• **PROBLEM REQUIREMENTS**: All lines of the entries with "name" in them must be listed.

(Stored dataset items)
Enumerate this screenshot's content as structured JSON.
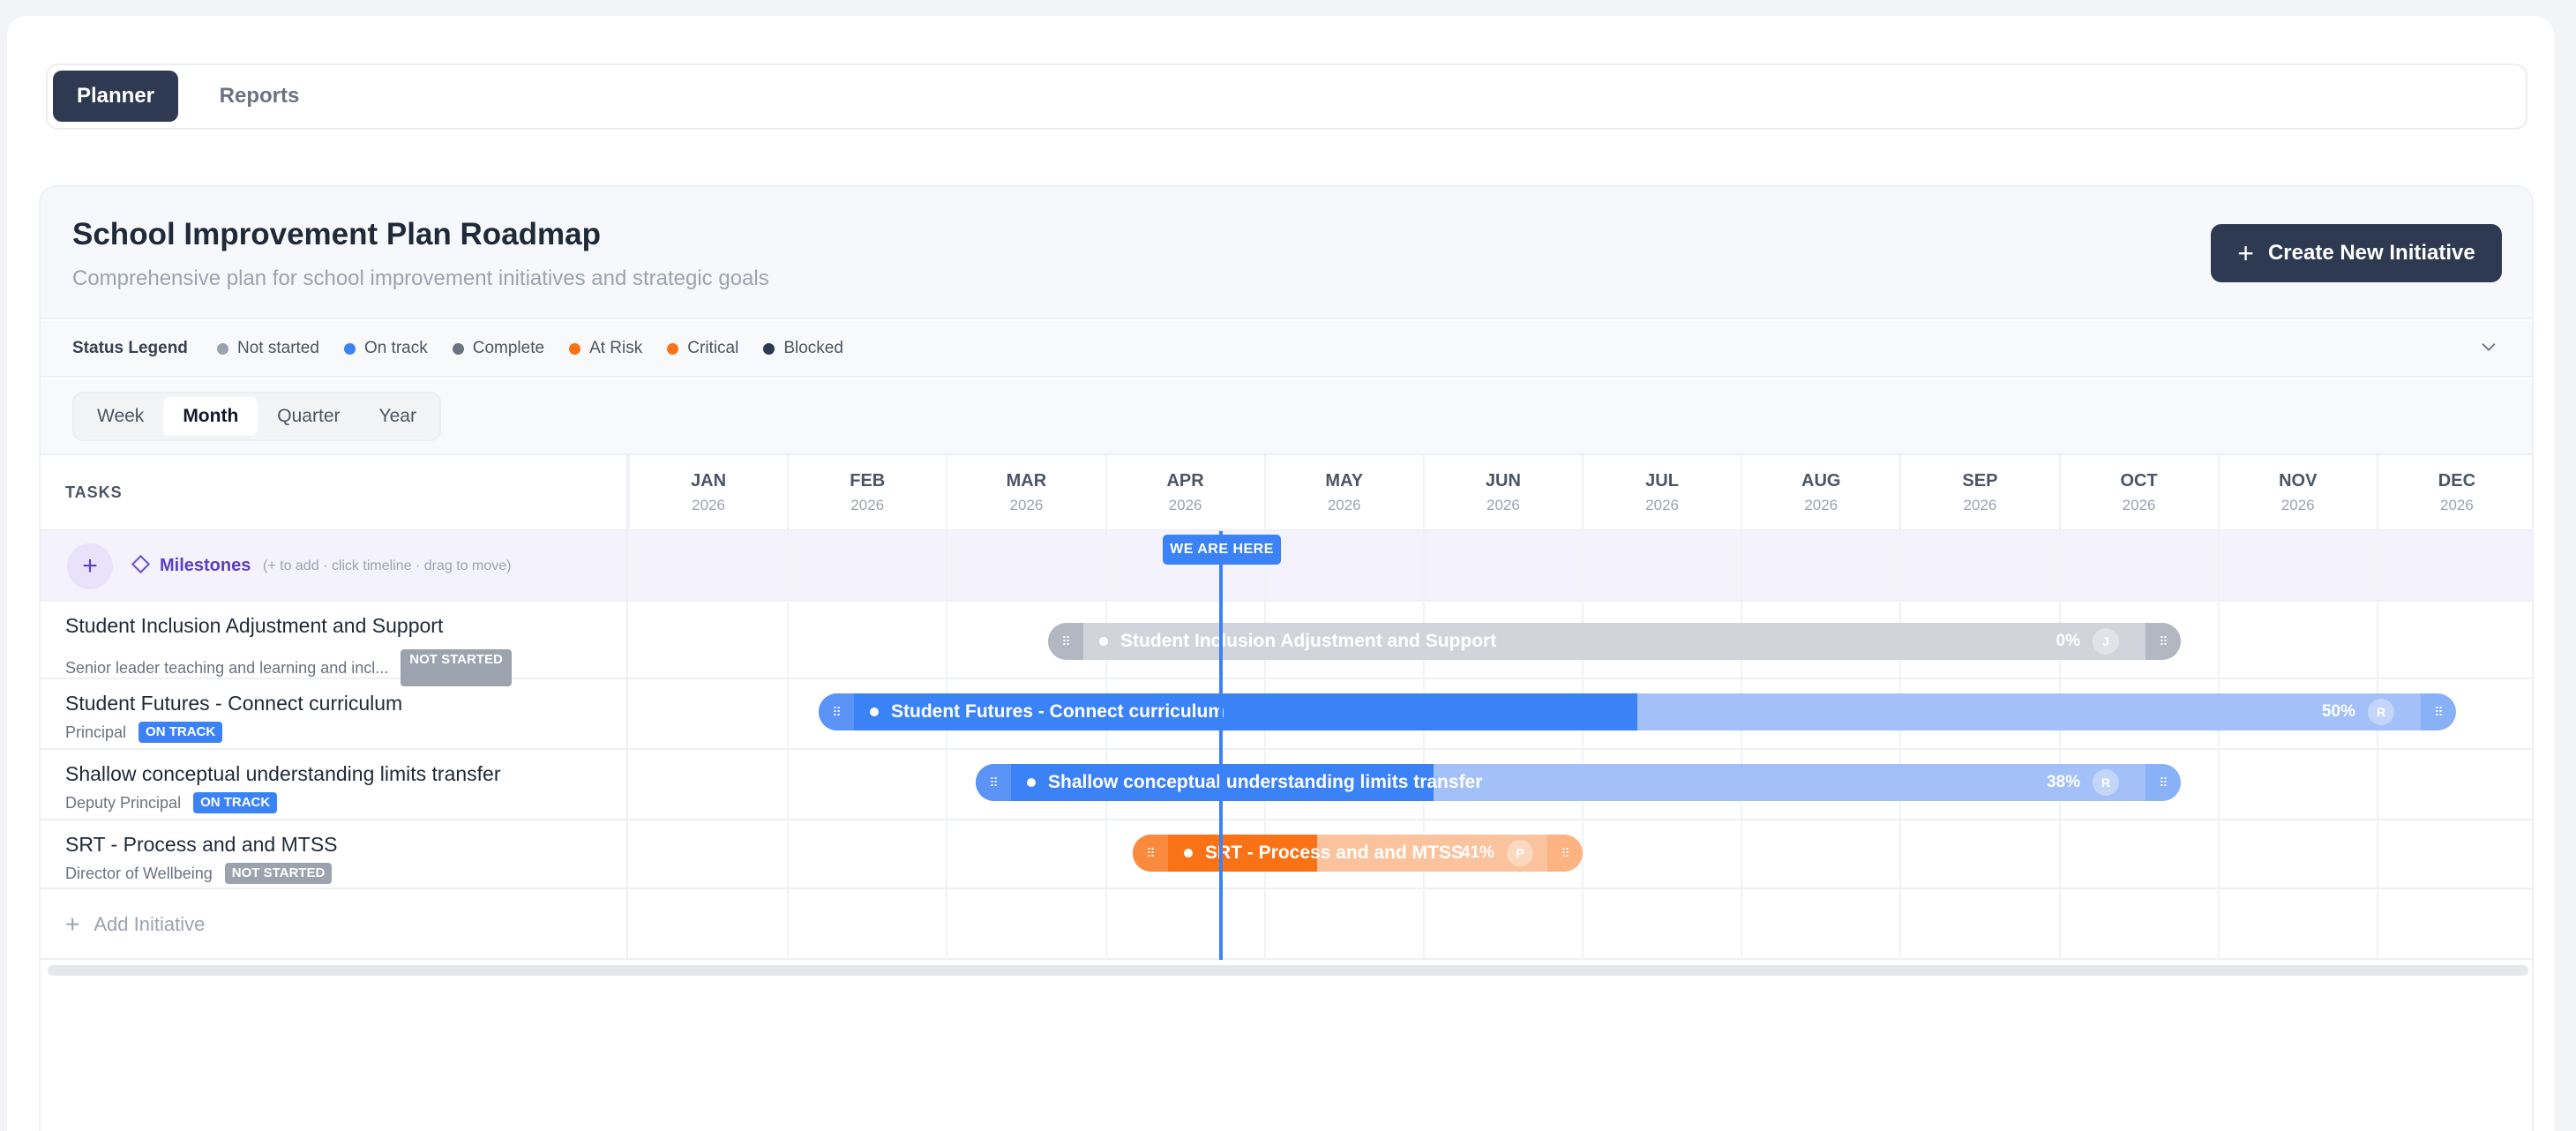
{
  "tabs": [
    {
      "label": "Planner"
    },
    {
      "label": "Reports"
    }
  ],
  "header": {
    "title": "School Improvement Plan Roadmap",
    "subtitle": "Comprehensive plan for school improvement initiatives and strategic goals",
    "create_label": "Create New Initiative",
    "create_icon": "plus-icon"
  },
  "legend": {
    "title": "Status Legend",
    "items": [
      {
        "label": "Not started",
        "color": "#9ca3af"
      },
      {
        "label": "On track",
        "color": "#3b82f6"
      },
      {
        "label": "Complete",
        "color": "#6b7280"
      },
      {
        "label": "At Risk",
        "color": "#f97316"
      },
      {
        "label": "Critical",
        "color": "#f97316"
      },
      {
        "label": "Blocked",
        "color": "#2e3a52"
      }
    ]
  },
  "zoom": {
    "options": [
      "Week",
      "Month",
      "Quarter",
      "Year"
    ],
    "selected": "Month"
  },
  "grid": {
    "tasks_header": "TASKS",
    "months": [
      {
        "m": "JAN",
        "y": "2026"
      },
      {
        "m": "FEB",
        "y": "2026"
      },
      {
        "m": "MAR",
        "y": "2026"
      },
      {
        "m": "APR",
        "y": "2026"
      },
      {
        "m": "MAY",
        "y": "2026"
      },
      {
        "m": "JUN",
        "y": "2026"
      },
      {
        "m": "JUL",
        "y": "2026"
      },
      {
        "m": "AUG",
        "y": "2026"
      },
      {
        "m": "SEP",
        "y": "2026"
      },
      {
        "m": "OCT",
        "y": "2026"
      },
      {
        "m": "NOV",
        "y": "2026"
      },
      {
        "m": "DEC",
        "y": "2026"
      }
    ],
    "today_label": "WE ARE HERE",
    "milestones": {
      "label": "Milestones",
      "hint": "(+ to add · click timeline · drag to move)"
    },
    "tasks": [
      {
        "name": "Student Inclusion Adjustment and Support",
        "owner": "Senior leader teaching and learning and incl...",
        "status": "NOT STARTED",
        "bar_label": "Student Inclusion Adjustment and Support",
        "progress_label": "0%",
        "progress": 0,
        "avatar": "J"
      },
      {
        "name": "Student Futures - Connect curriculum",
        "owner": "Principal",
        "status": "ON TRACK",
        "bar_label": "Student Futures - Connect curriculum",
        "progress_label": "50%",
        "progress": 50,
        "avatar": "R"
      },
      {
        "name": "Shallow conceptual understanding limits transfer",
        "owner": "Deputy Principal",
        "status": "ON TRACK",
        "bar_label": "Shallow conceptual understanding limits transfer",
        "progress_label": "38%",
        "progress": 38,
        "avatar": "R"
      },
      {
        "name": "SRT - Process and and MTSS",
        "owner": "Director of Wellbeing",
        "status": "NOT STARTED",
        "bar_label": "SRT - Process and and MTSS",
        "progress_label": "41%",
        "progress": 41,
        "avatar": "P"
      }
    ],
    "add_label": "Add Initiative"
  }
}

• **SOLUTION**:
        "name": "Student Inclusion Adjustment and Support",
        "name": "Student Futures - Connect curriculum",
        "name": "Shallow conceptual understanding limits transfer",
        "name": "SRT - Process and and MTSS",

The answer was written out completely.